● Task to carry out:
Using the data below, return all lines in which "with" appears.
'''
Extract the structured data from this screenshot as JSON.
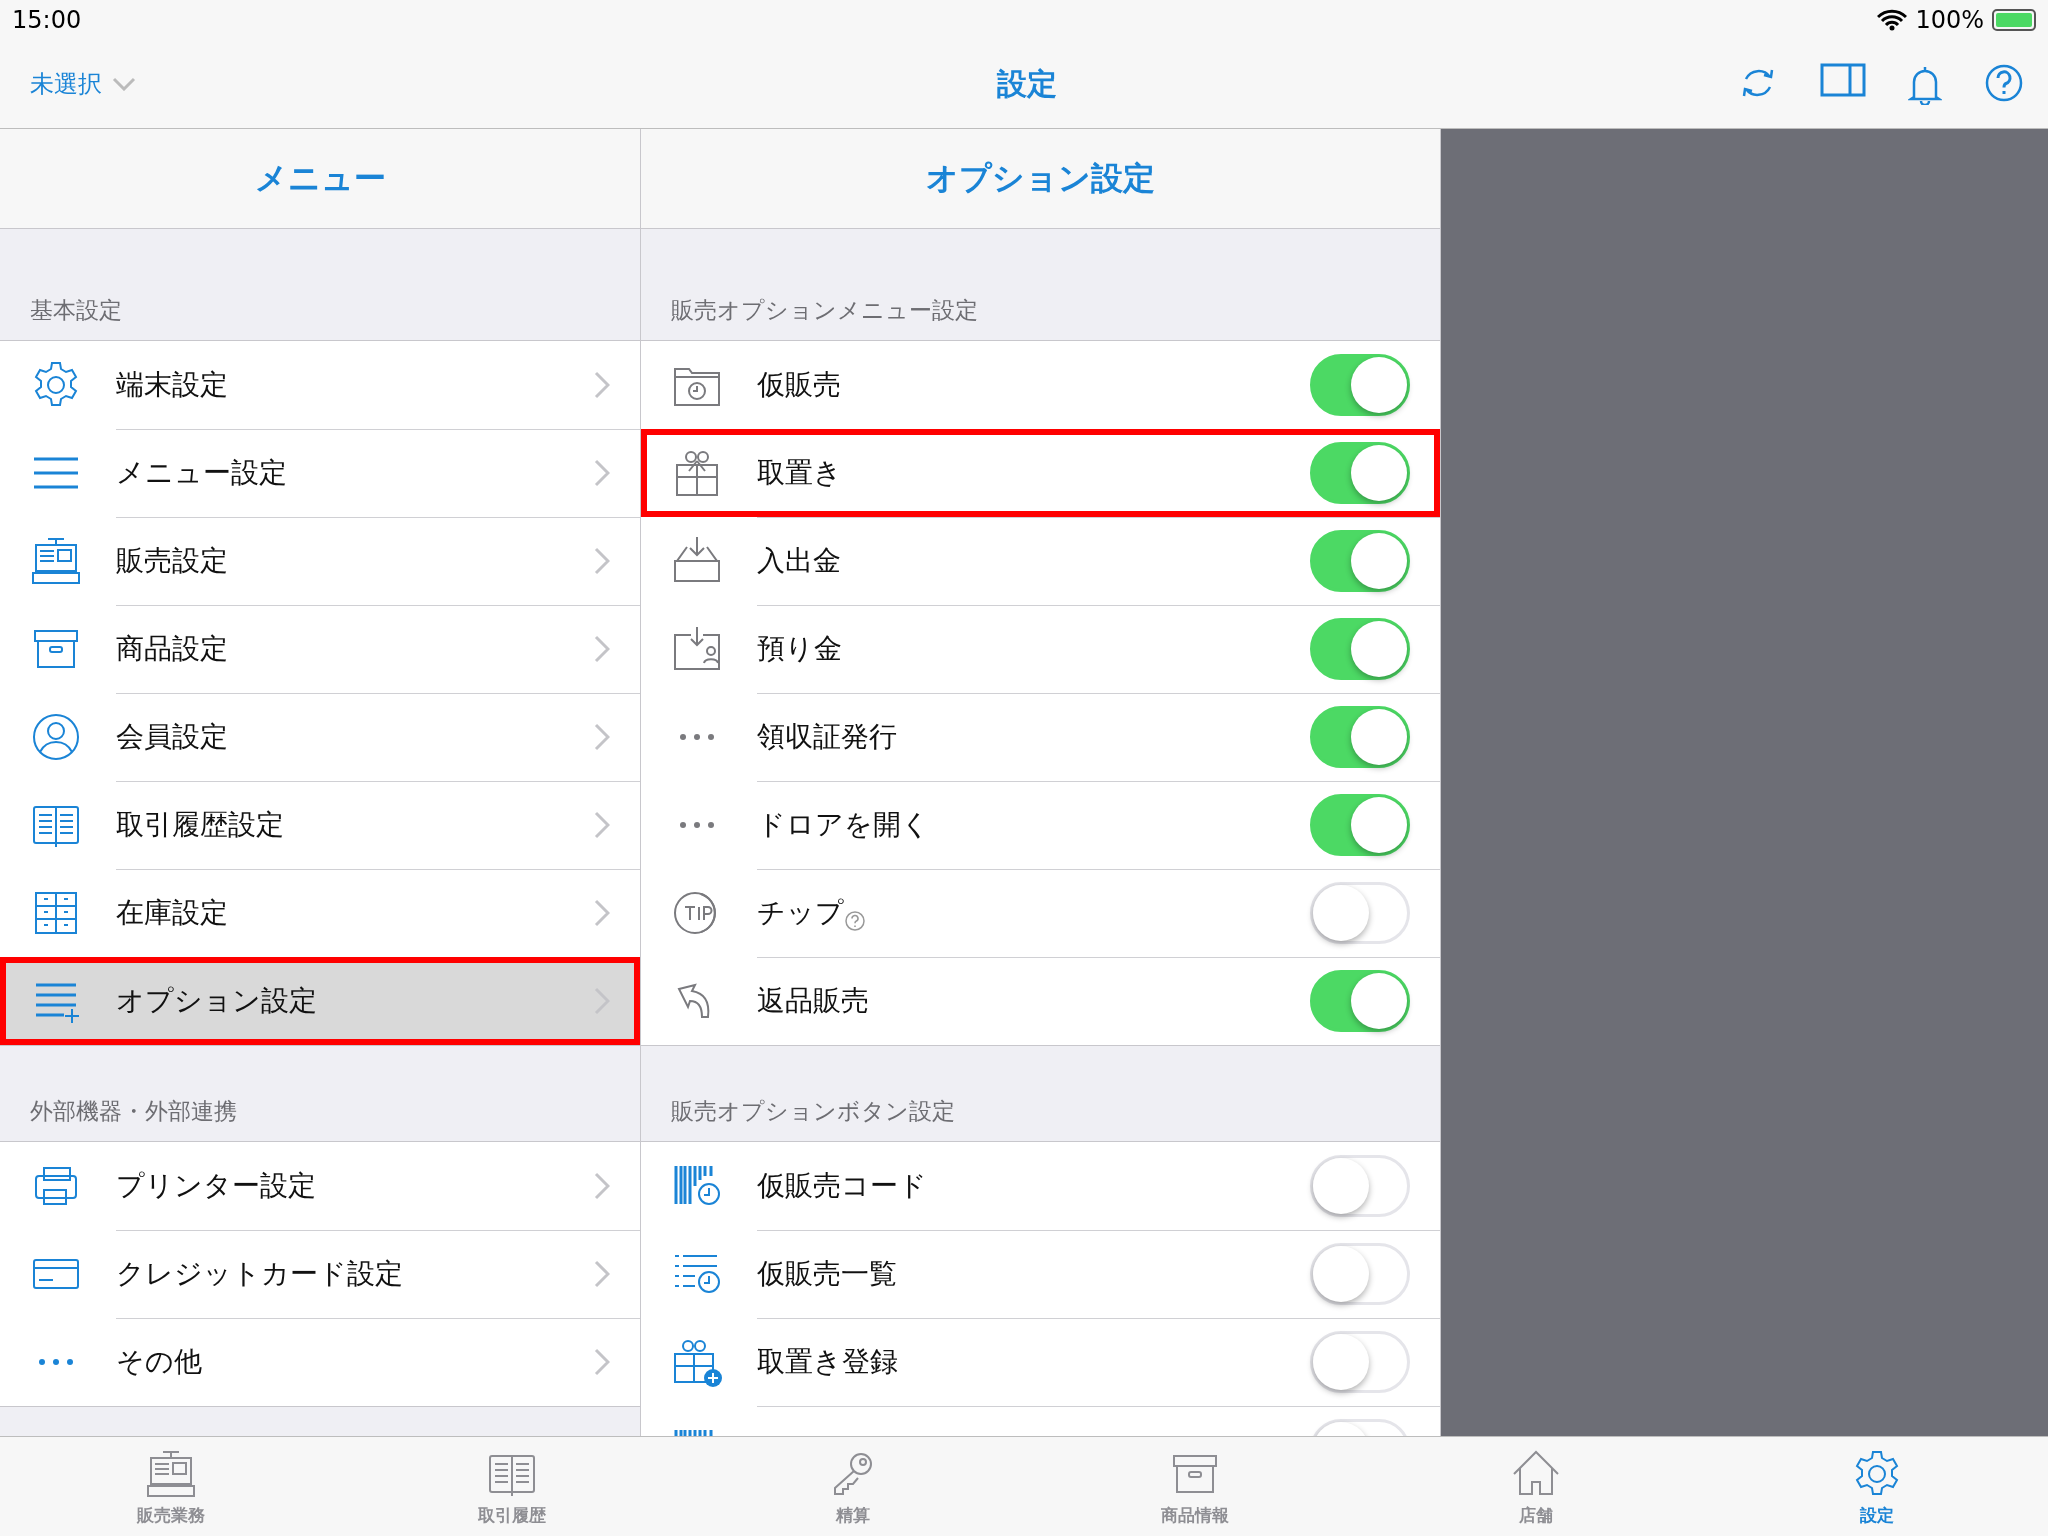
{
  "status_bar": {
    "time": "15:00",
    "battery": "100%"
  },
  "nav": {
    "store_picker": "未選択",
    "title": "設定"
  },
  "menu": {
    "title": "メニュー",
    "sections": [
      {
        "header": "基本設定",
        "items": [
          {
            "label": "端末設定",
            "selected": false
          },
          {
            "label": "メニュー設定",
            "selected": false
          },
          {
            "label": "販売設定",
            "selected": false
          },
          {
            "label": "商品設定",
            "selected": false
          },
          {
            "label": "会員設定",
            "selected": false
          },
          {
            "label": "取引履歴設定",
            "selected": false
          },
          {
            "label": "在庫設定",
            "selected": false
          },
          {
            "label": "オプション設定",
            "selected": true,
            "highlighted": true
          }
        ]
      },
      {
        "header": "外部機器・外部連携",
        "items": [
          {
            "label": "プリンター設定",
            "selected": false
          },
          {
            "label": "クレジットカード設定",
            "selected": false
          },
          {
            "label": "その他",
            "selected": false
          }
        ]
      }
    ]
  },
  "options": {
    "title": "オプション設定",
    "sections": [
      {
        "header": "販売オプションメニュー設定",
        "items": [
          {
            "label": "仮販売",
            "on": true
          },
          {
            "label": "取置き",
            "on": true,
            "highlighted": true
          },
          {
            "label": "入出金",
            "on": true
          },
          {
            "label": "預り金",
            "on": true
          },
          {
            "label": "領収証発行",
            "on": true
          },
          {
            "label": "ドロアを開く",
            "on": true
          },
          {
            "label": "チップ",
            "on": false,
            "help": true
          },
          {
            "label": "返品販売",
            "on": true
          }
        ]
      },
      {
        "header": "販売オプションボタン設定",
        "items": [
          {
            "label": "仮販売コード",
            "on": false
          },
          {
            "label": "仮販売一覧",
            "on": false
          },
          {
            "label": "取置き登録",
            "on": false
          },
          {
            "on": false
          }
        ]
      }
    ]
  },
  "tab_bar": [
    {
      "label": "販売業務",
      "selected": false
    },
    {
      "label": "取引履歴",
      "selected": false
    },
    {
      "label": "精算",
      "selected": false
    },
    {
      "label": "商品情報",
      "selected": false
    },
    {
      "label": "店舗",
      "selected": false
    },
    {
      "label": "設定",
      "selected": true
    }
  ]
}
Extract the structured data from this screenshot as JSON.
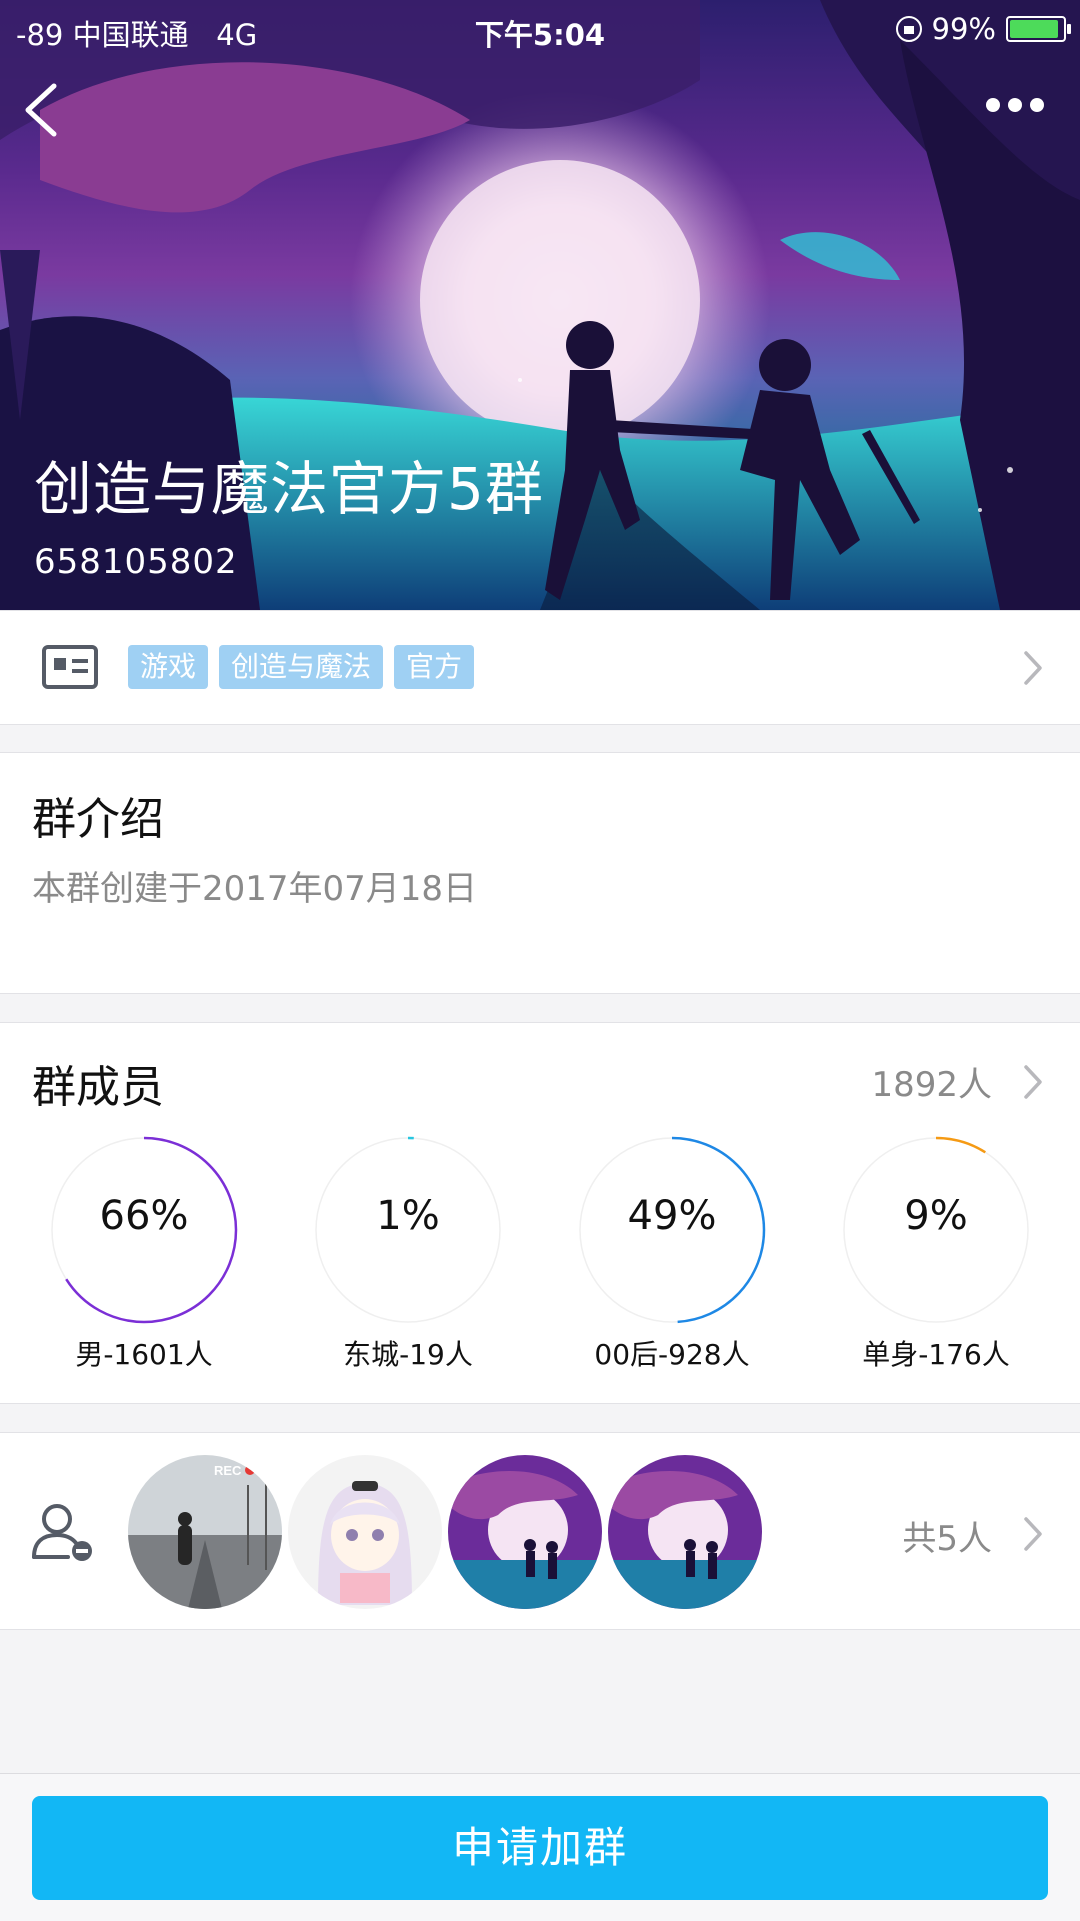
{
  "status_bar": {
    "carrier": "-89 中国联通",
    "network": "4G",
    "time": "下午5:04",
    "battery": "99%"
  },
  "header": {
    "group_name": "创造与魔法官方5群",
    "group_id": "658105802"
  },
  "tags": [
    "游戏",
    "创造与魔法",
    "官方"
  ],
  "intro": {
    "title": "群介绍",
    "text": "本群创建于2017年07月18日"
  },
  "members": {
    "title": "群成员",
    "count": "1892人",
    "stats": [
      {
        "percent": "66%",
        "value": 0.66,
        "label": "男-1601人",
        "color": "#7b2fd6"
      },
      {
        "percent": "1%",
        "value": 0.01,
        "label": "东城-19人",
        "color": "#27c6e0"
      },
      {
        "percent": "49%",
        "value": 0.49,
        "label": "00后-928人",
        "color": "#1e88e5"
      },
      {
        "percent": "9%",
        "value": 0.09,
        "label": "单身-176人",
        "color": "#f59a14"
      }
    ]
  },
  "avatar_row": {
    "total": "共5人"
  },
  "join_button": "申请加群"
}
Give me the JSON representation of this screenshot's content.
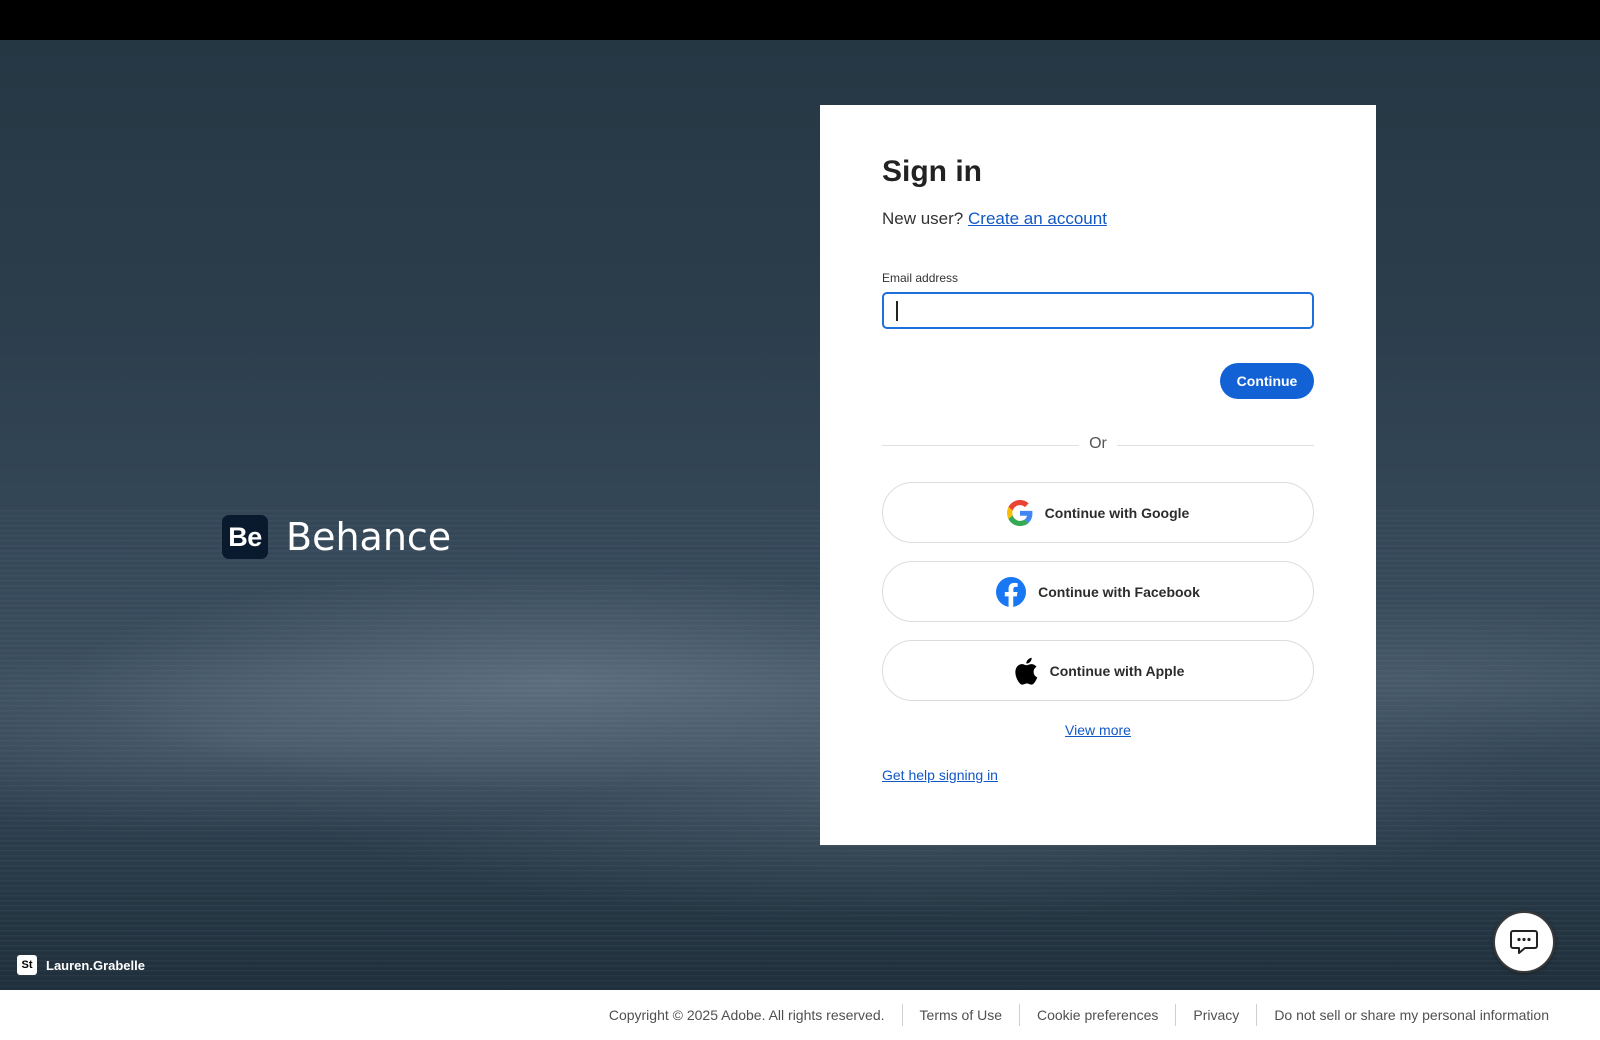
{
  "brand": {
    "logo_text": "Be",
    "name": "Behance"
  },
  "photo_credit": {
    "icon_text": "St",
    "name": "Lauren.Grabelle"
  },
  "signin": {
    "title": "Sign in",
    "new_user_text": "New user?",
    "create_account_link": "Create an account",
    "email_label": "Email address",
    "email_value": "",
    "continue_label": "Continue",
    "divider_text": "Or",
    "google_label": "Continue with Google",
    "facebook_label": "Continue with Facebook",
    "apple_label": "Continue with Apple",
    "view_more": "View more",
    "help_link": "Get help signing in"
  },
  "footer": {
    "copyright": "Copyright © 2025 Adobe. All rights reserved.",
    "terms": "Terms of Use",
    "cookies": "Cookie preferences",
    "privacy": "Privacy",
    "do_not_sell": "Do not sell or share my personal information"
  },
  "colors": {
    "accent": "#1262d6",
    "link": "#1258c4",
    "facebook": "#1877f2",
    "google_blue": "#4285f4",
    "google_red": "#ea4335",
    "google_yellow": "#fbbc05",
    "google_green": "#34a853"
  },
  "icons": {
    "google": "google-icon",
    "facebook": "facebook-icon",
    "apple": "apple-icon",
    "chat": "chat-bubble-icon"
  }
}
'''
● Exercise output:
    "google_label": "Continue with Google",
    "facebook_label": "Continue with Facebook",
    "apple_label": "Continue with Apple",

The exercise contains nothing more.